## Monte Carlo simulation and p values (wonkish)

28 January, 2013 at 11:45 | Posted in Statistics & Econometrics | 9 Comments

In many social sciences p values and null hypothesis significance testing (NHST) are often used to draw far-reaching scientific conclusions – despite the fact that they are as a rule poorly understood and that there exist altenatives that are easier to understand and more informative.

Not the least using confidence intervals (CIs) and effect sizes are to be preferred to the Neyman-Pearson-Fisher mishmash approach that is so often practised by applied researchers.

Running a Monte Carlo simulation with 100 replications of a fictitious sample having N = 20, confidence itervals of 95%, a normally distributed population with a mean = 10 and a standard deviation of 20, taking two-tailed p values on a zero null hypothesis, we get varying CIs (since they are based on varying sample standard deviations), but with a minimum of 3.2 and a maximum of 26.1 we still get a clear picture of what would happen in an infinite limit sequence. On the other hand p values (even though from a purely mathematical statistical sense more or less equivalent to CIs) vary strongly from sample to sample, and jumping around between a minimum of 0.007 and a maximum of 0.999 don’t give you a clue of what will happen in an infinite limit sequence! So, I can’t but agree with Geoff Cummings:

The problems are so severe we need to shift as much as possible from NHST … The first shift should be to estimation: report and interpret effect sizes and CIs … I suggest p should be given only a marginal role, its problem explained, and it should be interpreted primarily as an indicator of where the 95% CI falls in relation to a null hypothesised value.

Geoff Cumming

[In case you want to do your own Monte Carlo simulation, here’s an example using Gretl:
nulldata 20
loop 100 –progressive
series y = normal(10,15)
scalar zs = (10-mean(y))/sd(y)
scalar df = \$nobs-1
scalar ybar=mean(y)
scalar ysd= sd(y)
scalar ybarsd=ysd/sqrt(\$nobs)
scalar tstat = (ybar-10)/ybarsd
pvalue t df tstat
scalar lowb = mean(y) – critical(t,df,0.025)*ybarsd
scalar uppb = mean(y) + critical(t,df,0.025)*ybarsd
scalar pval = pvalue(t,df,tstat)
store E:\pvalcoeff.gdt lowb uppb pval
endloop]

1. “p values … vary strongly from sample to sample, and jumping around between a minimum of 0.007 and a maximum of 0.999 don’t give you a clue of what will happen in an infinite limit sequence!”

Well, we actually do know. We have an uniform distribution from 0 to 1. Don’t we?

• Yeah, and that’s extremely helpful when testing null hypothesis …

• Well, I don’t see why looking at a collection of pvalues getting closer and closer to an uniform distribution (0,1) is a less clear picture of what is going to happen “in an infinite limit sequence” than a dancing collection of CIs.

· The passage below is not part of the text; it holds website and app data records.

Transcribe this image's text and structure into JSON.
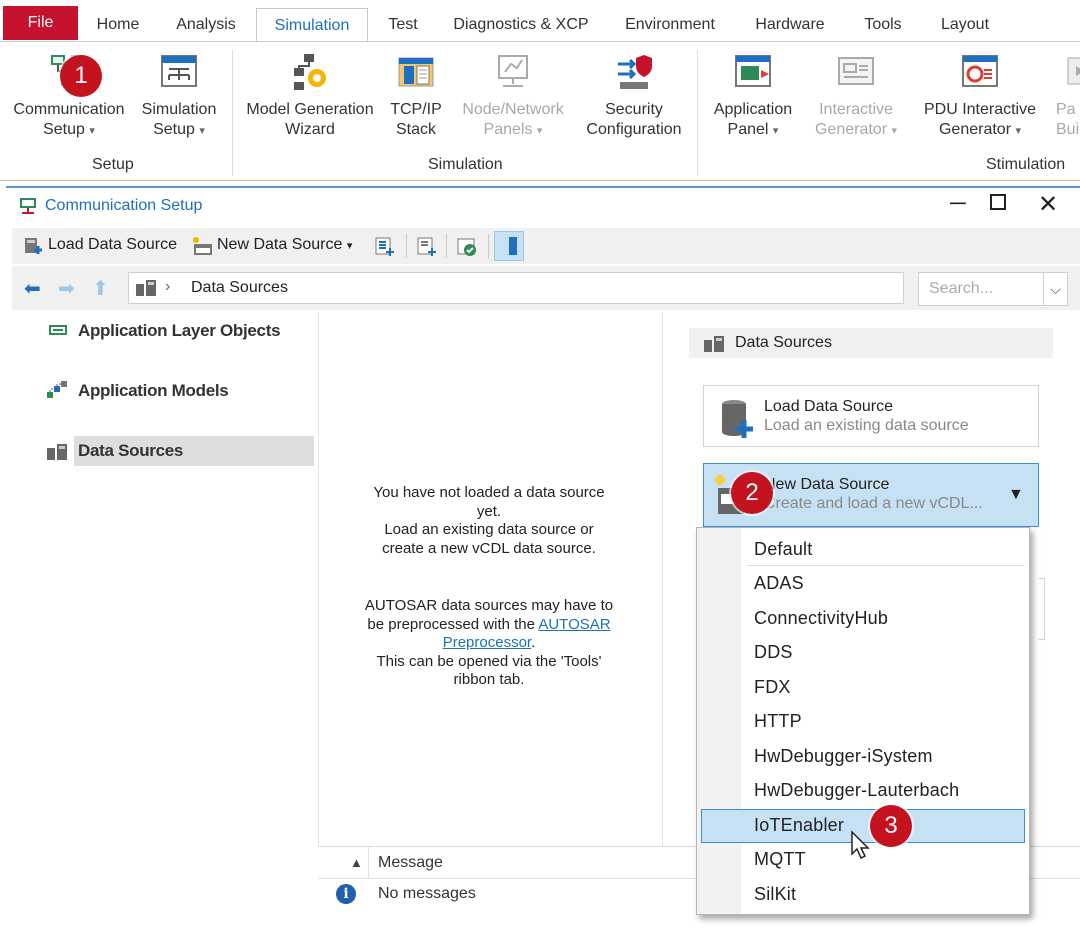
{
  "tabs": [
    "File",
    "Home",
    "Analysis",
    "Simulation",
    "Test",
    "Diagnostics & XCP",
    "Environment",
    "Hardware",
    "Tools",
    "Layout"
  ],
  "ribbon": {
    "comm_setup": [
      "Communication",
      "Setup"
    ],
    "sim_setup": [
      "Simulation",
      "Setup"
    ],
    "model_gen": [
      "Model Generation",
      "Wizard"
    ],
    "tcpip": [
      "TCP/IP",
      "Stack"
    ],
    "node_panels": [
      "Node/Network",
      "Panels"
    ],
    "security": [
      "Security",
      "Configuration"
    ],
    "app_panel": [
      "Application",
      "Panel"
    ],
    "interactive_gen": [
      "Interactive",
      "Generator"
    ],
    "pdu_gen": [
      "PDU Interactive",
      "Generator"
    ],
    "partial": [
      "Pa",
      "Buil"
    ],
    "groups": {
      "setup": "Setup",
      "simulation": "Simulation",
      "stimulation": "Stimulation"
    },
    "dropdown_glyph": "▾"
  },
  "window": {
    "title": "Communication Setup"
  },
  "toolbar": {
    "load": "Load Data Source",
    "new": "New Data Source"
  },
  "nav": {
    "breadcrumb": "Data Sources",
    "search_placeholder": "Search..."
  },
  "left": {
    "items": [
      "Application Layer Objects",
      "Application Models",
      "Data Sources"
    ]
  },
  "middle": {
    "line1": "You have not loaded a data source",
    "line2": "yet.",
    "line3": "Load an existing data source or",
    "line4": "create a new vCDL data source.",
    "line5": "AUTOSAR data sources may have to",
    "line6a": "be preprocessed with the ",
    "line6link": "AUTOSAR",
    "line7link": "Preprocessor",
    "line7b": ".",
    "line8": "This can be opened via the 'Tools'",
    "line9": "ribbon tab."
  },
  "right": {
    "header": "Data Sources",
    "load_title": "Load Data Source",
    "load_sub": "Load an existing data source",
    "new_title": "New Data Source",
    "new_sub": "Create and load a new vCDL..."
  },
  "dropdown": {
    "items": [
      "Default",
      "ADAS",
      "ConnectivityHub",
      "DDS",
      "FDX",
      "HTTP",
      "HwDebugger-iSystem",
      "HwDebugger-Lauterbach",
      "IoTEnabler",
      "MQTT",
      "SilKit"
    ],
    "highlighted": "IoTEnabler"
  },
  "messages": {
    "header": "Message",
    "text": "No messages"
  },
  "badges": [
    "1",
    "2",
    "3"
  ],
  "colors": {
    "accent": "#1e6fc0",
    "file_tab": "#c4122f",
    "selection": "#c7e1f4",
    "badge": "#c4121f"
  }
}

I don’t see why this is a problem, and let alone a problem that leads to “… shift as much as possible from NHST”.

CIs and effect sizes give us very useful information, but pvalues beautifully summarize experiments (Try to imagine using CI’s in an experiment with hundreds of variables involved)

2. And it’s even worse when you test hypothesis which is actually true. In that case, p-values will be distributed uniformly between 0 and 1 – all over the place, indeed!

More seriously: p-values are functions of data, and thus random. When testing hypothesis that is actually false, their distribution will shift towards zero (i.e. towards rejection region) in a way that depends on the power of the test. Simulating your particular example, I find that p-value is less than 0.05 about 55% of the time. and less than 0.1 around 70% of the time. While such power may seem low (no surprise, with just 20 observations), it’s hardly the same as “not having a clue”.

• Compairing with the transparant CIs I actually
think my formulation is justifiable.

3. Something must definitely be wrong when the p value is > 5%, and the CI does not contain the zero.

You will need to recompute this, Lars.

• Really, Pontus? The CIs jump around the population mean and – with an alpha = 0.05 – in the long run 95%
would include μ = 10 and 5% would miss it (this jumping around over replication is well-known and not really the issue in my article).

• If you have a symmetric distribution of errors a p-value larger than 0.05 also means that the confidence bounds will include the H0. Thus in as much as your p-value jumps above 0.05, your CIs must include the zero. A minimum of 3.2 must therefore be impossible and the result of an error in your program.

• Pontus, since I obviously can’t convince you, have a look at Geoff’s article
(http://www.stat.auckland.ac.nz/~iase/publications/icots8/ICOTS8_8J4_CUMMING.pdf)!